New York City, NY — by Kaisei Arai
This story was originally published on New York University’s Washington Square News.
As a Japanese person, ramen holds a special place in my heart. While ramen is often consumed in the United States in the form of instant packets, it has a far richer, deeper history than what many might assume. Ramen has been a staple in Japanese cuisine since the early 20th century, and has countless regional variations which reflect the culinary diversity of Japan. The dish, for me, is a comfort food that not only evokes a sense of personal nostalgia for me, but is also a reminder of my own heritage.
Ramen has three main components that create a culinary experience that is unmatched.
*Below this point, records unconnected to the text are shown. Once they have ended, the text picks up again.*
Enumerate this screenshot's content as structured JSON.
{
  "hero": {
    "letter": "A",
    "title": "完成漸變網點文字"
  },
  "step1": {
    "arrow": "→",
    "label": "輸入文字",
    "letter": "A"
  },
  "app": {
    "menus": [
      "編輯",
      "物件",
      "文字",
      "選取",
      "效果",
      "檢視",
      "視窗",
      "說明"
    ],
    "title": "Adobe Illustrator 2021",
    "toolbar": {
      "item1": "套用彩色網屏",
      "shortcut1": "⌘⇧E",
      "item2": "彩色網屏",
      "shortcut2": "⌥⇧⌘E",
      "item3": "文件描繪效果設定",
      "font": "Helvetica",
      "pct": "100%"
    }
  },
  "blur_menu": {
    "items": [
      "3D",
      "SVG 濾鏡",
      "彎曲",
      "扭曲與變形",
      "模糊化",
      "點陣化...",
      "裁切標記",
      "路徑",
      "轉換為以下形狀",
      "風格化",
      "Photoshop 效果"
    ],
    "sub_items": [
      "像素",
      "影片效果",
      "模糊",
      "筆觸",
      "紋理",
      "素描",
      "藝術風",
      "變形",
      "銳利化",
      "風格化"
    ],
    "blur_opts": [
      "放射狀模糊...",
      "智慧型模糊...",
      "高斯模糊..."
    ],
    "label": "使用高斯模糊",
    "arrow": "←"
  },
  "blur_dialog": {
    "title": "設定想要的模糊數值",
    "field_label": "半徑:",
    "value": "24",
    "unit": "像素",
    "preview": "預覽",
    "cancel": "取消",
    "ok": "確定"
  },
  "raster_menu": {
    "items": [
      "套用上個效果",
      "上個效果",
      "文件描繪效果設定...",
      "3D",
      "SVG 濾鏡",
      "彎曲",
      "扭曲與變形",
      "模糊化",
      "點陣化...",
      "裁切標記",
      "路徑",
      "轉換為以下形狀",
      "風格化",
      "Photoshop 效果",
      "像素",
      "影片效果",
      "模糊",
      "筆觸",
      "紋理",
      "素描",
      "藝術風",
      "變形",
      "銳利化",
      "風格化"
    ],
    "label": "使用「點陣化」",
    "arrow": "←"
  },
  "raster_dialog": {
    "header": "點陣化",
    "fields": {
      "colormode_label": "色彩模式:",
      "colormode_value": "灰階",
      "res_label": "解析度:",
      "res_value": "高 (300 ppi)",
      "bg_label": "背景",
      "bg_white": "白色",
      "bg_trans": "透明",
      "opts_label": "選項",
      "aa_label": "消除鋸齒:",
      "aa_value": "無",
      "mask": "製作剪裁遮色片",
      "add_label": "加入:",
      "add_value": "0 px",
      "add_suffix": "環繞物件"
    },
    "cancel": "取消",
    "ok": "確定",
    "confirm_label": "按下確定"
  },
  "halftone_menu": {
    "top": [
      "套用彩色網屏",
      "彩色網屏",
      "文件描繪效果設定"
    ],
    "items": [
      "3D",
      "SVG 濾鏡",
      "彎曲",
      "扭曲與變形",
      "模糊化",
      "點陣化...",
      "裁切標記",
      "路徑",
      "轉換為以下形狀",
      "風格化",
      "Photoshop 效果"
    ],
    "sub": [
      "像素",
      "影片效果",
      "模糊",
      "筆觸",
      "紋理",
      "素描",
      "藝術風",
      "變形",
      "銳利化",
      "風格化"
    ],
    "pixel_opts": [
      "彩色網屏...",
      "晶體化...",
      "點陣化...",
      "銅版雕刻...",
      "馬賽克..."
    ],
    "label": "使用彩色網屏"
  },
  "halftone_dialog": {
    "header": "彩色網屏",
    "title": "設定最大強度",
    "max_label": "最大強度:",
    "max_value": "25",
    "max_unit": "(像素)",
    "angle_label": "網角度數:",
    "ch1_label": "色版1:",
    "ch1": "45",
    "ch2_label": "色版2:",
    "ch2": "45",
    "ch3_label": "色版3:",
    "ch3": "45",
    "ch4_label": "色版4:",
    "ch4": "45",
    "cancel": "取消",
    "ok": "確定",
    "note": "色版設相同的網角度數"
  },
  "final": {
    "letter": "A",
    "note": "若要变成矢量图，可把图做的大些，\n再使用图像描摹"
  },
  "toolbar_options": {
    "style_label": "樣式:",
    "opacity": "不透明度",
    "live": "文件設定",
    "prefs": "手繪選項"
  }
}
The rich broth, chewy noodles and perfectly cooked toppings produce a layered aroma that reminds me of home. There are several different ways to add more flavor to your ramen — some of the most common flavorings come from tonkotsu — or pork-bone broth — miso, salt, and soy sauce. As for the noodles, one can choose from a variety of types, with their own thickness, texture, and base ingredients.
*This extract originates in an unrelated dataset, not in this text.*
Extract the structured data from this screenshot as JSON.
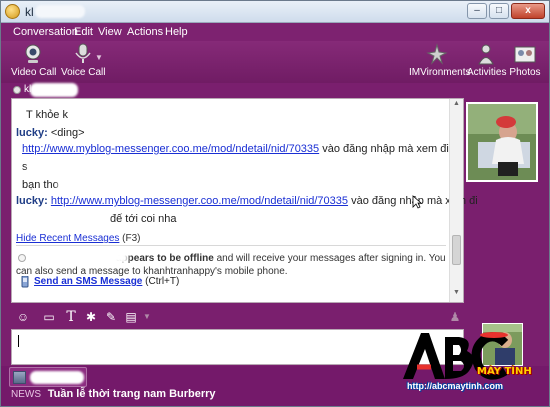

My personal favorite is Hakata-style ramen, which is characterized by its rich and milky pork-bone broth full of umami flavor. The noodles used in Hakata-style ramen are thin and straight, with a firm and chewy texture. I like to cover the entire surface of the ramen bowl with chashu pork slices and top it off with an ungodly amount of red pickled ginger.
Growing up, I have fond memories of enjoying a warm bowl of ramen with my family and friends. Some of my favorite moments involved sharing a steamy bowl of ramen with my mother and having a friendly argument over which ramen noodle stiffness is best. Eating ramen with anyone can make the most mundane day so much better, because it encourages conversation and connection.
Now, as a college student, ramen is a dish that I continue to cherish. Whether it’s the midst of summer or a frigid winter day, I am always down to inhale a steaming hot bowl of ramen. For me, ramen is more than just a comfort food — it’s a connection to my roots, and the perfect cure for my hunger.
Read the rest of the story at Washington Square News.